Notice how the windward chine is out of the water, from the middle of the cabin all the way to the transom. She's heeled over about 15 degrees. With the P19's flat-panelled aft hull sections and the 15 degree deadrise, she sails on half her hull when she's heeling15 degrees, greatly reducing wetted surface and friction. The transom is completely out of the water, for a clean exit with no turbulence. The compound curve in the vee of the bow, like a powerboat's vee-bow, tosses the bow wave aside. It appears to me that the stern wave actually starts approximately one third of the way back from the bow. If you look back at your wake when you've got her hull trimmed like this, you'll see a glassy "half wake", indicating that she's riding on the leeward half of the hull only.

Comments by Dave
Gerr

from the Trailer Sailor Bulletin Board, where I initially
posted this information

Posted By: Dave Gerr

Date: 9/22/99 9:15pm

In Response To: (deleted)

Hi Folks:

Glad my somewhat more sophisticated hull speed formula has been of interest. It has proven quite accurate over the years and across many kinds of boats. The old rule-of-thumb, “simply 1.34 x the square root of the WL in feet” really isn’t accurate. The multiplier “1.34” is really a function of D/L ratio. That’s what my formula is all about. Keep in mind, though, that my rule describes the top hull speed that a hull MAY achieve without planing.
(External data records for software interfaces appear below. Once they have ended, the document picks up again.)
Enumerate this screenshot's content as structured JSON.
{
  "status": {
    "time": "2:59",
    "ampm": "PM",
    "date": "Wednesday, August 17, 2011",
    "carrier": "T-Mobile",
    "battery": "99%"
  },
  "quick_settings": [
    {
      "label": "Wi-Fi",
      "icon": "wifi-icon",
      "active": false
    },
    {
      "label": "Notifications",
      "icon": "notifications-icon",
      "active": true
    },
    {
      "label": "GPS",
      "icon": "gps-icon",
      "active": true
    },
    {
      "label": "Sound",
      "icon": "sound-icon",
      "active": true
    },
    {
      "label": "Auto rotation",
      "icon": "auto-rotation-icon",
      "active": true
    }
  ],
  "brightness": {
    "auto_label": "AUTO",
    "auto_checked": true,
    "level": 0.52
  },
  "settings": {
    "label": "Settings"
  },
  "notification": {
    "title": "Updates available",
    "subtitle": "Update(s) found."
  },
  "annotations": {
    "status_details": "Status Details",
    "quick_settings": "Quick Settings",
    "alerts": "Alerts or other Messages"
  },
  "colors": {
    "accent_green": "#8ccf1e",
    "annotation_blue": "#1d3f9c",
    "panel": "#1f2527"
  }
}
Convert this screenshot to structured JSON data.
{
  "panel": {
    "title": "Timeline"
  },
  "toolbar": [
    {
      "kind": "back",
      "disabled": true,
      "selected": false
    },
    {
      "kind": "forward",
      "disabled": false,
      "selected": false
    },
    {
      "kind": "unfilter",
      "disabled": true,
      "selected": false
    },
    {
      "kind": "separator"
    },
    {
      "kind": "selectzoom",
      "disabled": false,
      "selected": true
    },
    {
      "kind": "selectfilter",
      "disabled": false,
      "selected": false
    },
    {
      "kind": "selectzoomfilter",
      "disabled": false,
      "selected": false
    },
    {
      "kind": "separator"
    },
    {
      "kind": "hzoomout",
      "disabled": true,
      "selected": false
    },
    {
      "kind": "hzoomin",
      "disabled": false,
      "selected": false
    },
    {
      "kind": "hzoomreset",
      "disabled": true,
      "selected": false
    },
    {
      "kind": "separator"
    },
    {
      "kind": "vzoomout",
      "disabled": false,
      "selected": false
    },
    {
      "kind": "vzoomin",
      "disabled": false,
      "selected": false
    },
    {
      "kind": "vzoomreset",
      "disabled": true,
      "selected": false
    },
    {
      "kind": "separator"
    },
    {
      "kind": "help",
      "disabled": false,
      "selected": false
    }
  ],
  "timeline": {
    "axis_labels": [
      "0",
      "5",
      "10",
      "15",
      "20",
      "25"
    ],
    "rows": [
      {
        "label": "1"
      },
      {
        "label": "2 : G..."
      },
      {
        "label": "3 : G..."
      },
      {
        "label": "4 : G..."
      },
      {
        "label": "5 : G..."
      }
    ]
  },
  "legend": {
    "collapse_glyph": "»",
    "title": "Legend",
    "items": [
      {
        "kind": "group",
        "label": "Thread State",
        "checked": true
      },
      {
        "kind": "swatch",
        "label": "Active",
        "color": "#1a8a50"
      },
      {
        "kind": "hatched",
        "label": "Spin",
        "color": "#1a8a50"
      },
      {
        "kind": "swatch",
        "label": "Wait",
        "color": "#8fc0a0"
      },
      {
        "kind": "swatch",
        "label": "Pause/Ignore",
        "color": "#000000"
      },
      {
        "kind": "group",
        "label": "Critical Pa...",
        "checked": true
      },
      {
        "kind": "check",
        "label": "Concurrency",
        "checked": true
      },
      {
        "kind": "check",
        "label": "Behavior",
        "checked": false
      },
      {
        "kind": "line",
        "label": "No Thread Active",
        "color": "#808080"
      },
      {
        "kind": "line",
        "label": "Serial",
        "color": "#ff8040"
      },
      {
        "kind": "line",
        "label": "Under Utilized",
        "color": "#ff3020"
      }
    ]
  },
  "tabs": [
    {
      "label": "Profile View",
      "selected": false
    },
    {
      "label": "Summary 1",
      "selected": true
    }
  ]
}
Three things here:

1) You need lots of power (wind for sailors, obviously) or you don't go faster, regardless.

2) Many hulls that have low D/L ratios do have faster hull speeds before planing, but if--at the same time--the hull has some planing characteristics, it may well start to plane--at least to some degree--before taking advantage, as it were, of it's higher non-planing hull speed.
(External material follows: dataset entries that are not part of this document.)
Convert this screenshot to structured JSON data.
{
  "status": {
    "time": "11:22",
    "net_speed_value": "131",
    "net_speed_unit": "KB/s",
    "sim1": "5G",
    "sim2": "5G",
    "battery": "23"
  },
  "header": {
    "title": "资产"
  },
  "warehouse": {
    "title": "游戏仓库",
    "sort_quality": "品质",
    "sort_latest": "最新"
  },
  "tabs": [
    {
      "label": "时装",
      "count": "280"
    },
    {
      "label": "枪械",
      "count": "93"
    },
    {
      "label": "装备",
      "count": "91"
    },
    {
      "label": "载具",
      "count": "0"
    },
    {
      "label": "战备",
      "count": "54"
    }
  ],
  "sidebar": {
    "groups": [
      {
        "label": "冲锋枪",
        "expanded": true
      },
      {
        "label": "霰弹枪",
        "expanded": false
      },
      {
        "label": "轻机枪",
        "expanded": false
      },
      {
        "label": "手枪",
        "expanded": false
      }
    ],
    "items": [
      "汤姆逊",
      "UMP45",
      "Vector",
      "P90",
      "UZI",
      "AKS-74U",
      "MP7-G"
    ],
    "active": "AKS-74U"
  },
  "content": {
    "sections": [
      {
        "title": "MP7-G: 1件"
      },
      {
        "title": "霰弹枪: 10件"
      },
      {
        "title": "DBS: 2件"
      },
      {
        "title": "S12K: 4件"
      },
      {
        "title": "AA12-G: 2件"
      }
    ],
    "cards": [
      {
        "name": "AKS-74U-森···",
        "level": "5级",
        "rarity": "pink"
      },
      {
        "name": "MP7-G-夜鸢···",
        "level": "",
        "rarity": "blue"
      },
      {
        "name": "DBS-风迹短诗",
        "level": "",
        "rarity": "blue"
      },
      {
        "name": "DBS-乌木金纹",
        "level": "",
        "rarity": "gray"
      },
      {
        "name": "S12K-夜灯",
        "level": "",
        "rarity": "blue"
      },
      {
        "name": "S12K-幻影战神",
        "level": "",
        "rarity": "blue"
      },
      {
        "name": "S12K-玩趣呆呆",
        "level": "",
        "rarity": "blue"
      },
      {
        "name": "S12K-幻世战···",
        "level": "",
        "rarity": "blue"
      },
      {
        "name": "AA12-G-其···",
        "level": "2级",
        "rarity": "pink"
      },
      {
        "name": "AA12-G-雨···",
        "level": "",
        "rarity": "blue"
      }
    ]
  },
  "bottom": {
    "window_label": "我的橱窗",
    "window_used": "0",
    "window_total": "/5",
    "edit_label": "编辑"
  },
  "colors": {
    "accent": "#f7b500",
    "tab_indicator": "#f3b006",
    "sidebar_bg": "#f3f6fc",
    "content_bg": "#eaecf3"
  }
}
3) There are lots of small sailboats that do a little of both in heavy air (in the right conditions). In other words, they get up on plane a bit, and they also take advantage of their higher non-planing hull speed at the same time for a small but noticeable double boost.

Hope this is helpful. We're swamped with work here, so I may not have time to answer more, but I'll try and peek in occasionally.

Cheers, Dave